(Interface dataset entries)
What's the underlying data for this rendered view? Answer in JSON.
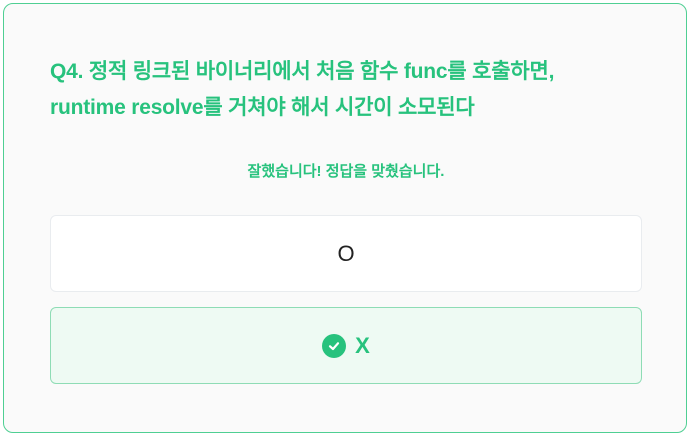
{
  "quiz": {
    "question_line1": "Q4. 정적 링크된 바이너리에서 처음 함수 func를 호출하면,",
    "question_line2": "runtime resolve를 거쳐야 해서 시간이 소모된다",
    "feedback": "잘했습니다! 정답을 맞췄습니다.",
    "options": [
      {
        "label": "O",
        "selected": false
      },
      {
        "label": "X",
        "selected": true,
        "correct": true
      }
    ],
    "correct_icon": "check-circle-icon"
  },
  "colors": {
    "accent": "#27c27d",
    "correct_bg": "#eefaf3",
    "correct_border": "#8edcb5"
  }
}
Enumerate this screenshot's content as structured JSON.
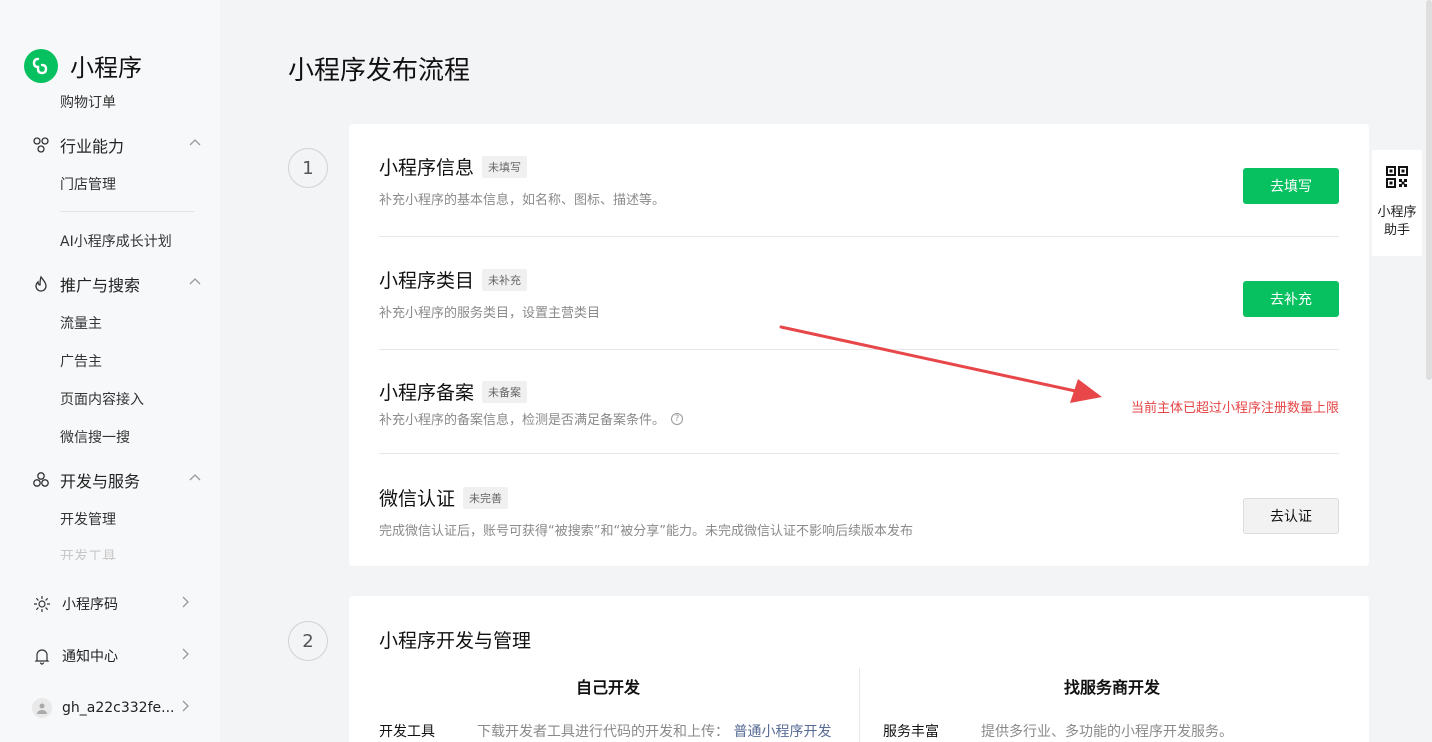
{
  "app": {
    "name": "小程序"
  },
  "sidebar": {
    "clipped_top_item": "购物订单",
    "groups": [
      {
        "label": "行业能力",
        "icon": "industry-icon",
        "items": [
          "门店管理"
        ]
      },
      {
        "label": "推广与搜索",
        "icon": "flame-icon",
        "items": [
          "流量主",
          "广告主",
          "页面内容接入",
          "微信搜一搜"
        ]
      },
      {
        "label": "开发与服务",
        "icon": "circles-icon",
        "items": [
          "开发管理",
          "开发工具"
        ]
      }
    ],
    "extra_item": "AI小程序成长计划",
    "bottom": [
      {
        "label": "小程序码",
        "icon": "sun-code-icon"
      },
      {
        "label": "通知中心",
        "icon": "bell-icon"
      },
      {
        "label": "gh_a22c332fe...",
        "icon": "user-avatar-icon"
      }
    ]
  },
  "main": {
    "title": "小程序发布流程",
    "steps": [
      {
        "number": "1",
        "rows": [
          {
            "title": "小程序信息",
            "badge": "未填写",
            "desc": "补充小程序的基本信息，如名称、图标、描述等。",
            "action": "去填写",
            "action_style": "primary"
          },
          {
            "title": "小程序类目",
            "badge": "未补充",
            "desc": "补充小程序的服务类目，设置主营类目",
            "action": "去补充",
            "action_style": "primary"
          },
          {
            "title": "小程序备案",
            "badge": "未备案",
            "desc": "补充小程序的备案信息，检测是否满足备案条件。",
            "warning": "当前主体已超过小程序注册数量上限"
          },
          {
            "title": "微信认证",
            "badge": "未完善",
            "desc": "完成微信认证后，账号可获得“被搜索”和“被分享”能力。未完成微信认证不影响后续版本发布",
            "action": "去认证",
            "action_style": "default"
          }
        ]
      },
      {
        "number": "2",
        "title": "小程序开发与管理",
        "columns": [
          {
            "title": "自己开发",
            "label": "开发工具",
            "desc": "下载开发者工具进行代码的开发和上传：",
            "link": "普通小程序开发"
          },
          {
            "title": "找服务商开发",
            "label": "服务丰富",
            "desc": "提供多行业、多功能的小程序开发服务。"
          }
        ]
      }
    ]
  },
  "helper": {
    "label": "小程序助手"
  },
  "colors": {
    "brand": "#07c160",
    "warning": "#e54545",
    "link": "#576b95",
    "annotation_arrow": "#e8474a"
  }
}
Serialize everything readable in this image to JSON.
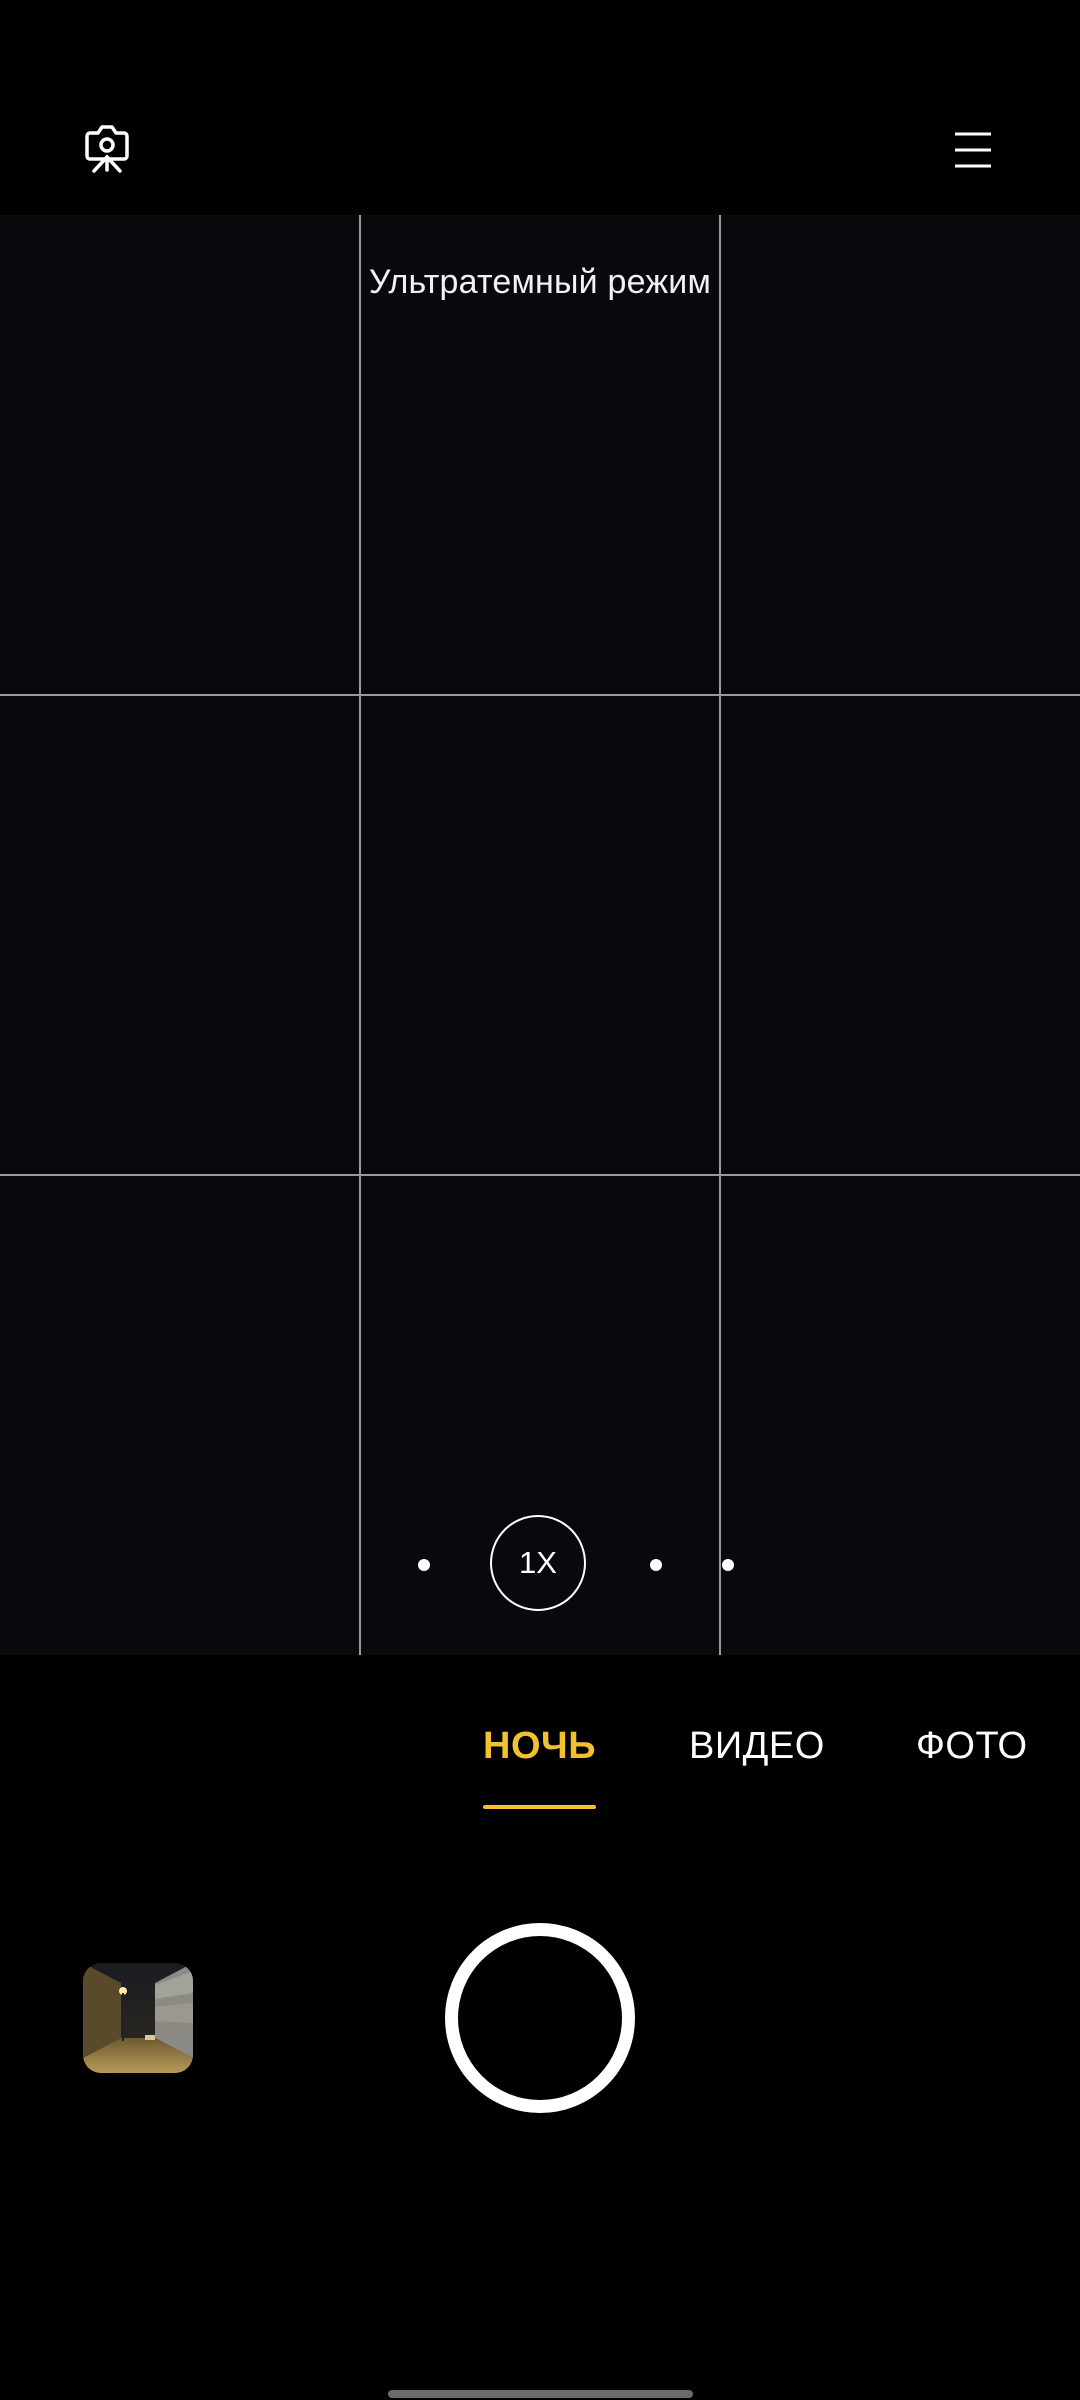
{
  "top_bar": {
    "left_icon": "camera-settings-icon",
    "right_icon": "menu-icon"
  },
  "viewfinder": {
    "mode_hint": "Ультратемный режим",
    "grid": "3x3",
    "zoom": {
      "label": "1X"
    }
  },
  "modes": {
    "items": [
      {
        "label": "НОЧЬ",
        "active": true
      },
      {
        "label": "ВИДЕО",
        "active": false
      },
      {
        "label": "ФОТО",
        "active": false
      }
    ]
  },
  "colors": {
    "accent": "#f2c12e",
    "background": "#000000",
    "viewfinder": "#07090d"
  },
  "bottom": {
    "gallery_thumbnail": "last-photo-thumbnail",
    "shutter": "shutter-button-icon"
  }
}
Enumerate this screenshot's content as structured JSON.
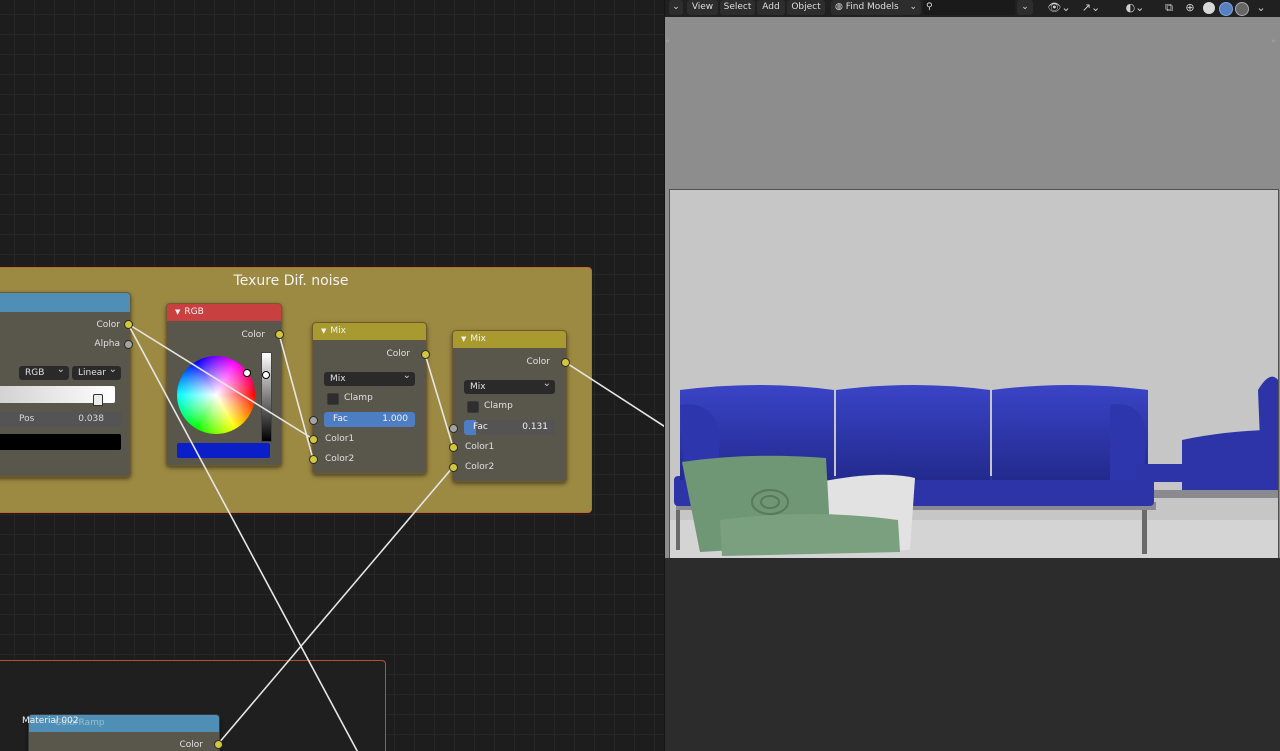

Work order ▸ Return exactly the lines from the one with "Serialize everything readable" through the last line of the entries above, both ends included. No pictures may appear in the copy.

Exercise solution ▸
Serialize everything readable in this image to JSON.
{
  "top_bar": {
    "left_icon": "camera-settings-icon",
    "right_icon": "menu-icon"
  },
  "viewfinder": {
    "mode_hint": "Ультратемный режим",
    "grid": "3x3",
    "zoom": {
      "label": "1X"
    }
  },
  "modes": {
    "items": [
      {
        "label": "НОЧЬ",
        "active": true
      },
      {
        "label": "ВИДЕО",
        "active": false
      },
      {
        "label": "ФОТО",
        "active": false
      }
    ]
  },
  "colors": {
    "accent": "#f2c12e",
    "background": "#000000",
    "viewfinder": "#07090d"
  },
  "bottom": {
    "gallery_thumbnail": "last-photo-thumbnail",
    "shutter": "shutter-button-icon"
  }
}
Enumerate this screenshot's content as structured JSON.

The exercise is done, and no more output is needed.